QEST is currently exhibiting works from artists who take inspiration from the natural world. Among them is a work by Mandy Coppes-Martin, featuring a 1.5m diameter circular piece created with reconstituted pieces of family memorabilia. The artwork is made up of vintage leather gloves intertwined with lace, paper, and silk threads to create shapes reminiscent of life forms found in the physical world, such as diatoms, microscopic cells and skeletal shapes. For this particular work, an essential component was vintage lace made by the artist’s great-grandmother.


work by Mandy Coppes-Martin

Mandy Coppes-Martin, An Ancient Relationship, 2023, Handmade lace, grandmother’s lace, raw silk, paper thread, vintage leather gloves, 2021 QEST Scholar



The top art trends for this season include a range of timeless colours like terracotta, copper and burnt sienna. Craft-making artists have made the most of this trend by producing some awe-inspiring pieces in new and unexpected hues. Perhaps most impressive was Valeria Nascimento, who presented her beautiful porcelain artworks in striking terracotta colours.


Valeria Nascimento

Porcelain artwork TERRAIN, 2023 by Valeria Nascimento, represented by Jaggedart Gallery


Lis Costa, a paper artist represented by Jaggedart gallery, has captivated the minds of critics and art-lovers alike with her remarkable pieces from her Copper Series. Using mere strips of paper with a tinge of copper gold Lis Costa creates beautiful landscapes. Each stunning piece created by this extraordinary artist invites deep contemplation by the viewer.


Lis Costa, Canyon, Sculpted 100% cotton paper and copper pigment and copper pigment, 57 x 85 cm, Jaggedart Gallery



Paper artwork is now more popular than ever and Su Blackwell is at the forefront of this movement. Su Blackwell, an artist working predominantly within the realm of paper, presented a stunning series of book-sculptures.

Paper has been used for communication purposes ever since it was invented. Su deploys this uniquely delicate material in order to reflect on the fragility of life our dreams and our ambitions.


Su Blackwell

Su Blackwell, Book of Butterflies, 2022, Paper cut sculpture, represented by @longandryle



While paper art is on trend, Anne Petters has presented a brilliant and poetic way to rethink paper as a medium. Using glass, she crafted captivating book pages. The transparent surface enables us to experience the beauty and the delicacy of the material. Her approach is not only innovative but also poetic and metaphoric.


Anna Peters, Books of Disquiet, glass, photo by artist



More and more artists are looking at ways to bring recycled materials to a new life by transforming them into pieces of art.
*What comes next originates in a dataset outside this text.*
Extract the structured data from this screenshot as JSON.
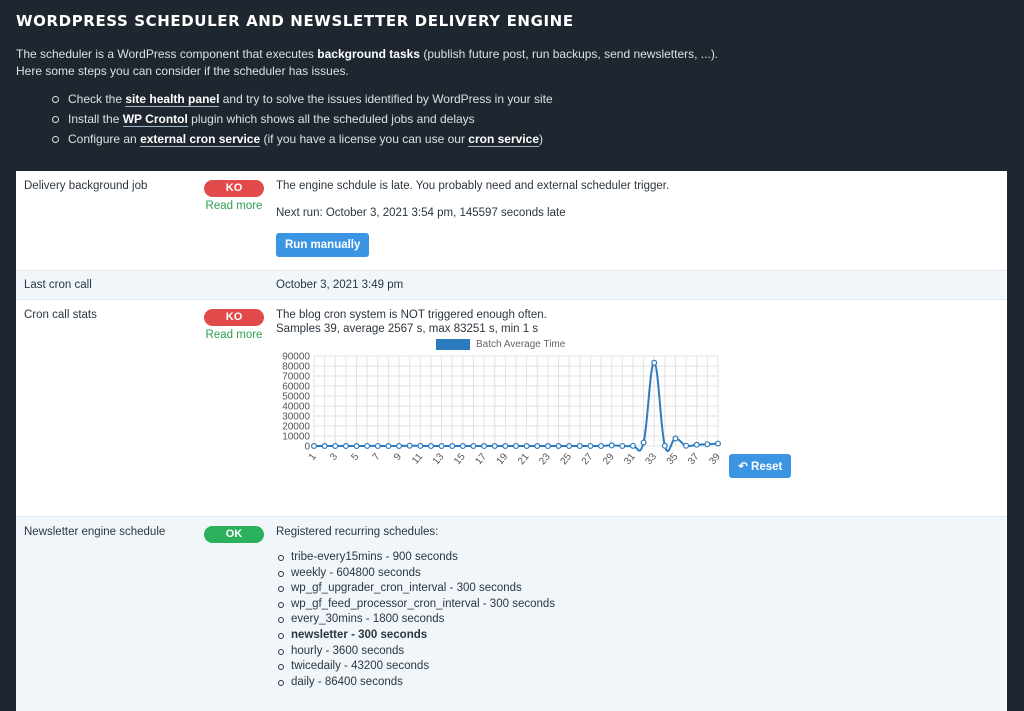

As an interior designer, Anna Agapova gets fully behind this trend: “By acknowledging these unique and original pieces, I can help guide my clients to appreciate these works even more when considering their own home decor.”

The artist whose works caught Anna Agapova’s eye more than any other was Claire Malet: “She creates pieces using both precious and non-precious materials as though they hold equal value. Whether it’s a sheet of silver or a tin can, the artist finds great joy in showcasing the interpretation of the relationship between what we see as valuable and the raw material she chooses to use in her work.”
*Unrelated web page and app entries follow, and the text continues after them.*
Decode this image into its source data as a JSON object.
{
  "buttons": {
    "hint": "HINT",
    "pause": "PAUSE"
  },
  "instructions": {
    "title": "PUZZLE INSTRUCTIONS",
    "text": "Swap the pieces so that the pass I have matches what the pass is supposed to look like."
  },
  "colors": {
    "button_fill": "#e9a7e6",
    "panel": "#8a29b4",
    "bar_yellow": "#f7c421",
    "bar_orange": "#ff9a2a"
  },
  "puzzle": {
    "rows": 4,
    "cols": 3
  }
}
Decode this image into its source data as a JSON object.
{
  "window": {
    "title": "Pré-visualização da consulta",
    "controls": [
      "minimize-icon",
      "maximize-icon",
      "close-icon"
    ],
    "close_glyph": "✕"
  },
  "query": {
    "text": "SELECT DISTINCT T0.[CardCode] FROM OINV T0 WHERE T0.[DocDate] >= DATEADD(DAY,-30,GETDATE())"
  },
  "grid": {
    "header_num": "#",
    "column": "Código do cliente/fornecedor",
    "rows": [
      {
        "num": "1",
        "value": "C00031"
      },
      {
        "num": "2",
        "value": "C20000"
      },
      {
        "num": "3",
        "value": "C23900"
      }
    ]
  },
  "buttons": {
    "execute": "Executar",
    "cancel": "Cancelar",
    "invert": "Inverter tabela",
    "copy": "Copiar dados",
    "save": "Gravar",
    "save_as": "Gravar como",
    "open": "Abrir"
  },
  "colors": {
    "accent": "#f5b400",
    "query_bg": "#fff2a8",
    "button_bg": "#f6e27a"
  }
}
Claire Malet, represented by Ruup & Form, artwork is made from Recycled oxidised silver, plastic milk cartons, aluminium cans



Shannon Clegg is a South African artist who adheres to recreate biophilic design principles within her art, helping us to deeper connect with nature. Her ‘Bouquet’ works are made entirely of native plants without featuring a traditional vase. An example of her work is her ‘Yellow Kangaroo Paw’ piece which transforms ordinary flowers into an elegant vessel form that stands on its own. Clegg uses biophilic design and plant material in her statement pieces to show the healing and calming effects of nature.
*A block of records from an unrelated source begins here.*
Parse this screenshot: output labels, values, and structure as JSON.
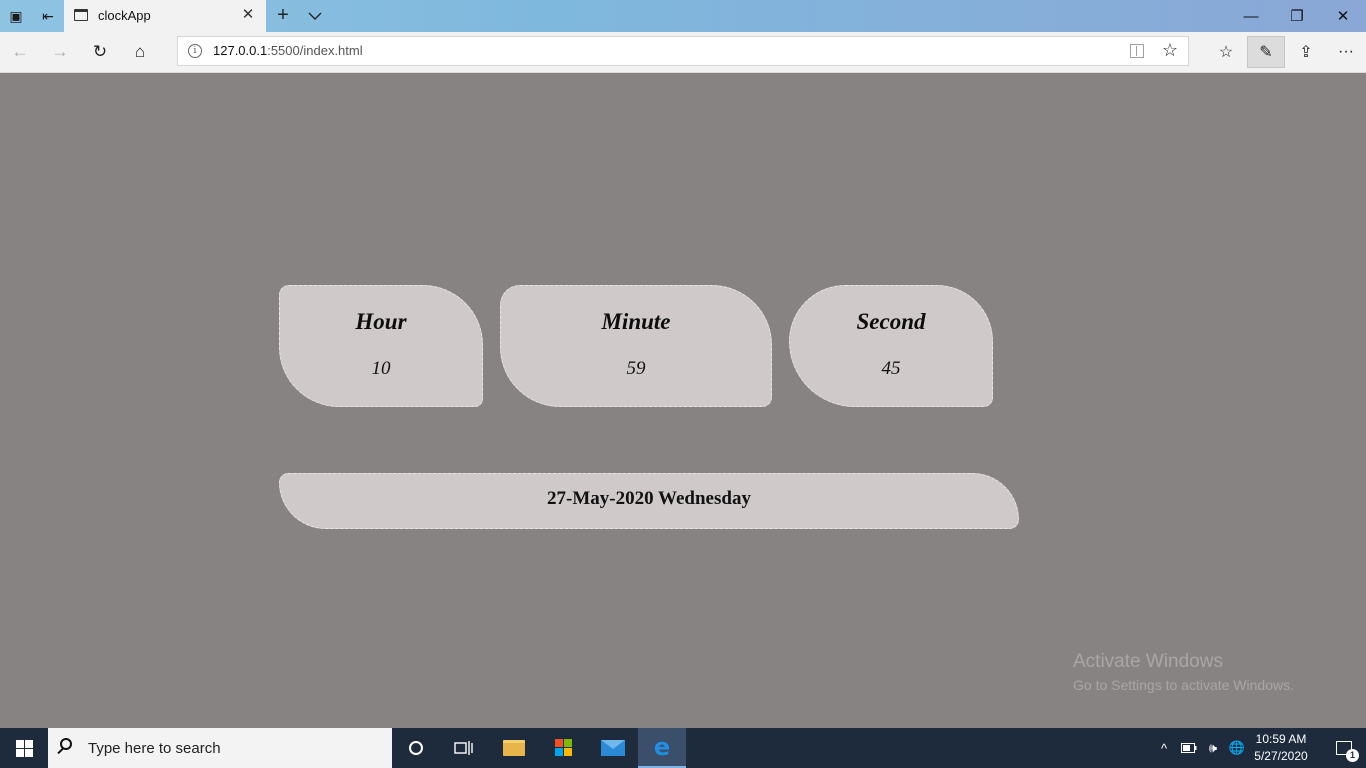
{
  "browser": {
    "tab": {
      "title": "clockApp",
      "close_glyph": "✕"
    },
    "new_tab_glyph": "+",
    "window_controls": {
      "minimize": "—",
      "restore": "❐",
      "close": "✕"
    },
    "nav": {
      "back_glyph": "←",
      "forward_glyph": "→",
      "refresh_glyph": "↻",
      "home_glyph": "⌂"
    },
    "address": {
      "host": "127.0.0.1",
      "rest": ":5500/index.html",
      "info_glyph": "i",
      "favorite_glyph": "☆"
    },
    "toolbar": {
      "favorites_glyph": "☆",
      "notes_glyph": "✎",
      "share_glyph": "⇪",
      "more_glyph": "···"
    }
  },
  "clock": {
    "hour": {
      "label": "Hour",
      "value": "10"
    },
    "minute": {
      "label": "Minute",
      "value": "59"
    },
    "second": {
      "label": "Second",
      "value": "45"
    },
    "date": "27-May-2020 Wednesday"
  },
  "watermark": {
    "title": "Activate Windows",
    "subtitle": "Go to Settings to activate Windows."
  },
  "taskbar": {
    "search_placeholder": "Type here to search",
    "time": "10:59 AM",
    "date": "5/27/2020",
    "notification_count": "1",
    "tray": {
      "chevron": "^",
      "volume": "🕪",
      "network": "🌐"
    }
  },
  "colors": {
    "page_background": "#878382",
    "card_background": "#cfc9c9",
    "taskbar": "#1e2b3c",
    "edge_blue": "#1f8fe6"
  }
}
Shannon Clegg, represented by Ruup & Form, “In Quest For Harmony” for Collect 2023


Overall, this year’s Collect Art Fair was an incredible event that showcased some of the most innovative trends in art today. From experimental sculptures to bio installations, there was something special for everyone at this year’s event.


Text: Anna Agapova